→ **Dataset rows for apps and sites**

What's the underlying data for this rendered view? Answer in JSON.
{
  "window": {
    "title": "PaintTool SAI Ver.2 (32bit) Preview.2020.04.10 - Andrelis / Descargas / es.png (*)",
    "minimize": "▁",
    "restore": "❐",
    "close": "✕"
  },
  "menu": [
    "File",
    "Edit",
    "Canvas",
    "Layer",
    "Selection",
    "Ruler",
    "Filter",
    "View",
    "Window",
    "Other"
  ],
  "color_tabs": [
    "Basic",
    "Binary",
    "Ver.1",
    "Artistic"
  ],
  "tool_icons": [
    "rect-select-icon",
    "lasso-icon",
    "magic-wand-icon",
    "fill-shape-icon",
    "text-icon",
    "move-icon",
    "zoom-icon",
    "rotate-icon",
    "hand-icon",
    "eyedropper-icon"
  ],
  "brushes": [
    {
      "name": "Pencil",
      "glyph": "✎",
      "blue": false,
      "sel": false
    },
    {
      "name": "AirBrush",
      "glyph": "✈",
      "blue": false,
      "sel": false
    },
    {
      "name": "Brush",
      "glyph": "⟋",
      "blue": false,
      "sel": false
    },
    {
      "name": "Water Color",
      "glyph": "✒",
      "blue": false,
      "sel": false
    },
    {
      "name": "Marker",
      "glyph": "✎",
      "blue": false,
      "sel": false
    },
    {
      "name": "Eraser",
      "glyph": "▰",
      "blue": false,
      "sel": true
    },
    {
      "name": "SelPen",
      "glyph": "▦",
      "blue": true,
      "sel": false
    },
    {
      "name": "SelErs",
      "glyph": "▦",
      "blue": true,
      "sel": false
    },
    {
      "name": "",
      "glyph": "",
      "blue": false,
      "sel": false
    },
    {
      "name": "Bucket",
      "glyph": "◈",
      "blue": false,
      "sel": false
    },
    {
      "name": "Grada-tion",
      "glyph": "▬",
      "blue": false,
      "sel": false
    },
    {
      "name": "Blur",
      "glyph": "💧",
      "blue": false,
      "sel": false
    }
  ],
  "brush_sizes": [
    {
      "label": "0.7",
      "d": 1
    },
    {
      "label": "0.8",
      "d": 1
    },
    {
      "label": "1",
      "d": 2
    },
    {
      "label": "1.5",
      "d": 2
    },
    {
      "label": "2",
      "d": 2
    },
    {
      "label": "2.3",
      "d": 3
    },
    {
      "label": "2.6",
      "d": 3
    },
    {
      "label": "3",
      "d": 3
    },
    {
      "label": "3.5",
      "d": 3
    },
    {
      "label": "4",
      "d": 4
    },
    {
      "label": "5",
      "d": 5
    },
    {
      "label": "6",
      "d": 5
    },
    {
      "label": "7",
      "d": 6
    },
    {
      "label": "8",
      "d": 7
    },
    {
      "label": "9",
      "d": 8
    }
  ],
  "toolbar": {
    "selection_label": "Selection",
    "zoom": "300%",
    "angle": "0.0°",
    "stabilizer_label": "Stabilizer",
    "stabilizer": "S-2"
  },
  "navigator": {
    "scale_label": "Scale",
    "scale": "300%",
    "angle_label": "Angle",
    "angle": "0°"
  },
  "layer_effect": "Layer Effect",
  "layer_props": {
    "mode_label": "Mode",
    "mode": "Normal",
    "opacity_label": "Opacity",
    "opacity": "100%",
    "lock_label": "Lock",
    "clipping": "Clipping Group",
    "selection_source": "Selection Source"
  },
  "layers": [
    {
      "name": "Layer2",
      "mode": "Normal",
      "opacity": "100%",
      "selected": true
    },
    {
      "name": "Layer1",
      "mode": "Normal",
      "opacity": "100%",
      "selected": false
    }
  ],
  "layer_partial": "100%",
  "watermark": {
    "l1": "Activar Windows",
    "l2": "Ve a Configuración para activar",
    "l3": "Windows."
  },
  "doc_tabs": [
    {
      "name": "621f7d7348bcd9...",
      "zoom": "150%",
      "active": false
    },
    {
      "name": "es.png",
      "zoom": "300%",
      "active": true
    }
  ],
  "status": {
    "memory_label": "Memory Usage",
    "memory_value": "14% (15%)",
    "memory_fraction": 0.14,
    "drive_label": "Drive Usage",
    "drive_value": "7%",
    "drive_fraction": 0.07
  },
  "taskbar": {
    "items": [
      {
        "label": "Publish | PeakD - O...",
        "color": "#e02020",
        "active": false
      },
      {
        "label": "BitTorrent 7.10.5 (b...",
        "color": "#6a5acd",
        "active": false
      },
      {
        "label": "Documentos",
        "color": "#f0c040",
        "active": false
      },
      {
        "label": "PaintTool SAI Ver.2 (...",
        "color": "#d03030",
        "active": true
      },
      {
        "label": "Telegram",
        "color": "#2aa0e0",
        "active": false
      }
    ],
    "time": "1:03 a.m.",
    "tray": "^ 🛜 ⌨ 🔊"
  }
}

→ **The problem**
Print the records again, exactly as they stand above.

→ **Exercise result**
What's the underlying data for this rendered view? Answer in JSON.
{
  "window": {
    "title": "PaintTool SAI Ver.2 (32bit) Preview.2020.04.10 - Andrelis / Descargas / es.png (*)",
    "minimize": "▁",
    "restore": "❐",
    "close": "✕"
  },
  "menu": [
    "File",
    "Edit",
    "Canvas",
    "Layer",
    "Selection",
    "Ruler",
    "Filter",
    "View",
    "Window",
    "Other"
  ],
  "color_tabs": [
    "Basic",
    "Binary",
    "Ver.1",
    "Artistic"
  ],
  "tool_icons": [
    "rect-select-icon",
    "lasso-icon",
    "magic-wand-icon",
    "fill-shape-icon",
    "text-icon",
    "move-icon",
    "zoom-icon",
    "rotate-icon",
    "hand-icon",
    "eyedropper-icon"
  ],
  "brushes": [
    {
      "name": "Pencil",
      "glyph": "✎",
      "blue": false,
      "sel": false
    },
    {
      "name": "AirBrush",
      "glyph": "✈",
      "blue": false,
      "sel": false
    },
    {
      "name": "Brush",
      "glyph": "⟋",
      "blue": false,
      "sel": false
    },
    {
      "name": "Water Color",
      "glyph": "✒",
      "blue": false,
      "sel": false
    },
    {
      "name": "Marker",
      "glyph": "✎",
      "blue": false,
      "sel": false
    },
    {
      "name": "Eraser",
      "glyph": "▰",
      "blue": false,
      "sel": true
    },
    {
      "name": "SelPen",
      "glyph": "▦",
      "blue": true,
      "sel": false
    },
    {
      "name": "SelErs",
      "glyph": "▦",
      "blue": true,
      "sel": false
    },
    {
      "name": "",
      "glyph": "",
      "blue": false,
      "sel": false
    },
    {
      "name": "Bucket",
      "glyph": "◈",
      "blue": false,
      "sel": false
    },
    {
      "name": "Grada-tion",
      "glyph": "▬",
      "blue": false,
      "sel": false
    },
    {
      "name": "Blur",
      "glyph": "💧",
      "blue": false,
      "sel": false
    }
  ],
  "brush_sizes": [
    {
      "label": "0.7",
      "d": 1
    },
    {
      "label": "0.8",
      "d": 1
    },
    {
      "label": "1",
      "d": 2
    },
    {
      "label": "1.5",
      "d": 2
    },
    {
      "label": "2",
      "d": 2
    },
    {
      "label": "2.3",
      "d": 3
    },
    {
      "label": "2.6",
      "d": 3
    },
    {
      "label": "3",
      "d": 3
    },
    {
      "label": "3.5",
      "d": 3
    },
    {
      "label": "4",
      "d": 4
    },
    {
      "label": "5",
      "d": 5
    },
    {
      "label": "6",
      "d": 5
    },
    {
      "label": "7",
      "d": 6
    },
    {
      "label": "8",
      "d": 7
    },
    {
      "label": "9",
      "d": 8
    }
  ],
  "toolbar": {
    "selection_label": "Selection",
    "zoom": "300%",
    "angle": "0.0°",
    "stabilizer_label": "Stabilizer",
    "stabilizer": "S-2"
  },
  "navigator": {
    "scale_label": "Scale",
    "scale": "300%",
    "angle_label": "Angle",
    "angle": "0°"
  },
  "layer_effect": "Layer Effect",
  "layer_props": {
    "mode_label": "Mode",
    "mode": "Normal",
    "opacity_label": "Opacity",
    "opacity": "100%",
    "lock_label": "Lock",
    "clipping": "Clipping Group",
    "selection_source": "Selection Source"
  },
  "layers": [
    {
      "name": "Layer2",
      "mode": "Normal",
      "opacity": "100%",
      "selected": true
    },
    {
      "name": "Layer1",
      "mode": "Normal",
      "opacity": "100%",
      "selected": false
    }
  ],
  "layer_partial": "100%",
  "watermark": {
    "l1": "Activar Windows",
    "l2": "Ve a Configuración para activar",
    "l3": "Windows."
  },
  "doc_tabs": [
    {
      "name": "621f7d7348bcd9...",
      "zoom": "150%",
      "active": false
    },
    {
      "name": "es.png",
      "zoom": "300%",
      "active": true
    }
  ],
  "status": {
    "memory_label": "Memory Usage",
    "memory_value": "14% (15%)",
    "memory_fraction": 0.14,
    "drive_label": "Drive Usage",
    "drive_value": "7%",
    "drive_fraction": 0.07
  },
  "taskbar": {
    "items": [
      {
        "label": "Publish | PeakD - O...",
        "color": "#e02020",
        "active": false
      },
      {
        "label": "BitTorrent 7.10.5 (b...",
        "color": "#6a5acd",
        "active": false
      },
      {
        "label": "Documentos",
        "color": "#f0c040",
        "active": false
      },
      {
        "label": "PaintTool SAI Ver.2 (...",
        "color": "#d03030",
        "active": true
      },
      {
        "label": "Telegram",
        "color": "#2aa0e0",
        "active": false
      }
    ],
    "time": "1:03 a.m.",
    "tray": "^ 🛜 ⌨ 🔊"
  }
}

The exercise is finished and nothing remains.